> [What this task involves] Each record is to be written out exactly as it appears.
BEGIN
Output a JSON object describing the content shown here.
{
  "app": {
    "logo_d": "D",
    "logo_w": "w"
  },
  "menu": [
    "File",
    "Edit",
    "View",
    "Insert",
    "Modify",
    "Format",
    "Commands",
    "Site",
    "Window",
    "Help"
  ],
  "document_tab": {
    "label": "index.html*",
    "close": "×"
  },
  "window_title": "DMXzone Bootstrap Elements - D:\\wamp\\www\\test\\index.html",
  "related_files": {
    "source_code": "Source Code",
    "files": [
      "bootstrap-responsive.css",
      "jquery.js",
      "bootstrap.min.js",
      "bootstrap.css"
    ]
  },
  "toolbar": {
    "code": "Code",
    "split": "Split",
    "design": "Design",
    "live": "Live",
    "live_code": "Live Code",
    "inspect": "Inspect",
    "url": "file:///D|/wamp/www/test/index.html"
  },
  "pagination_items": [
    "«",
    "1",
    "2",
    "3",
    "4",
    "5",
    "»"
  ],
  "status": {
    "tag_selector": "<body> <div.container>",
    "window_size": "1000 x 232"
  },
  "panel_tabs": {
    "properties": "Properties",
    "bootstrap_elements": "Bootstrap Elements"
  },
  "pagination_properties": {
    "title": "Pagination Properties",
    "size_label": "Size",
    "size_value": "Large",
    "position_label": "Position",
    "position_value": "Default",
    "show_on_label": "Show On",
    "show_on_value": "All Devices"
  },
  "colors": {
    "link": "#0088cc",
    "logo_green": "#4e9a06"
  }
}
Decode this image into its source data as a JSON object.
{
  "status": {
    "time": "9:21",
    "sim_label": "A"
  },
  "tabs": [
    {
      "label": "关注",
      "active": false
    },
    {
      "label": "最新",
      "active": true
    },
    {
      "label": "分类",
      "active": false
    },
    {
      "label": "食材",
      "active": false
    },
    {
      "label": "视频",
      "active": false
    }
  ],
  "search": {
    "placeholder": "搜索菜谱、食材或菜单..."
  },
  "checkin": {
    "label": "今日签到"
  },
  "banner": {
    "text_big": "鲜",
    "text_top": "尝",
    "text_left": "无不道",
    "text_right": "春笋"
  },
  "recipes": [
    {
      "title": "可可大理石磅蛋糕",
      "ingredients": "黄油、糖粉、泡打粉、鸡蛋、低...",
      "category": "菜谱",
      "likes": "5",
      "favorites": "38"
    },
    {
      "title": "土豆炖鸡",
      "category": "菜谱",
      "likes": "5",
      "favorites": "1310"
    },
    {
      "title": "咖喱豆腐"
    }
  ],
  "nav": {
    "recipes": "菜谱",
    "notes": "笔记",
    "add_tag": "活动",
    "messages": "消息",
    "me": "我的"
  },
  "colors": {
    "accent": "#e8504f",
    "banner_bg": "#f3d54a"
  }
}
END
> [Your solution]
Output a JSON object describing the content shown here.
{
  "app": {
    "logo_d": "D",
    "logo_w": "w"
  },
  "menu": [
    "File",
    "Edit",
    "View",
    "Insert",
    "Modify",
    "Format",
    "Commands",
    "Site",
    "Window",
    "Help"
  ],
  "document_tab": {
    "label": "index.html*",
    "close": "×"
  },
  "window_title": "DMXzone Bootstrap Elements - D:\\wamp\\www\\test\\index.html",
  "related_files": {
    "source_code": "Source Code",
    "files": [
      "bootstrap-responsive.css",
      "jquery.js",
      "bootstrap.min.js",
      "bootstrap.css"
    ]
  },
  "toolbar": {
    "code": "Code",
    "split": "Split",
    "design": "Design",
    "live": "Live",
    "live_code": "Live Code",
    "inspect": "Inspect",
    "url": "file:///D|/wamp/www/test/index.html"
  },
  "pagination_items": [
    "«",
    "1",
    "2",
    "3",
    "4",
    "5",
    "»"
  ],
  "status": {
    "tag_selector": "<body> <div.container>",
    "window_size": "1000 x 232"
  },
  "panel_tabs": {
    "properties": "Properties",
    "bootstrap_elements": "Bootstrap Elements"
  },
  "pagination_properties": {
    "title": "Pagination Properties",
    "size_label": "Size",
    "size_value": "Large",
    "position_label": "Position",
    "position_value": "Default",
    "show_on_label": "Show On",
    "show_on_value": "All Devices"
  },
  "colors": {
    "link": "#0088cc",
    "logo_green": "#4e9a06"
  }
}
Decode this image into its source data as a JSON object.
{
  "status": {
    "time": "9:21",
    "sim_label": "A"
  },
  "tabs": [
    {
      "label": "关注",
      "active": false
    },
    {
      "label": "最新",
      "active": true
    },
    {
      "label": "分类",
      "active": false
    },
    {
      "label": "食材",
      "active": false
    },
    {
      "label": "视频",
      "active": false
    }
  ],
  "search": {
    "placeholder": "搜索菜谱、食材或菜单..."
  },
  "checkin": {
    "label": "今日签到"
  },
  "banner": {
    "text_big": "鲜",
    "text_top": "尝",
    "text_left": "无不道",
    "text_right": "春笋"
  },
  "recipes": [
    {
      "title": "可可大理石磅蛋糕",
      "ingredients": "黄油、糖粉、泡打粉、鸡蛋、低...",
      "category": "菜谱",
      "likes": "5",
      "favorites": "38"
    },
    {
      "title": "土豆炖鸡",
      "category": "菜谱",
      "likes": "5",
      "favorites": "1310"
    },
    {
      "title": "咖喱豆腐"
    }
  ],
  "nav": {
    "recipes": "菜谱",
    "notes": "笔记",
    "add_tag": "活动",
    "messages": "消息",
    "me": "我的"
  },
  "colors": {
    "accent": "#e8504f",
    "banner_bg": "#f3d54a"
  }
}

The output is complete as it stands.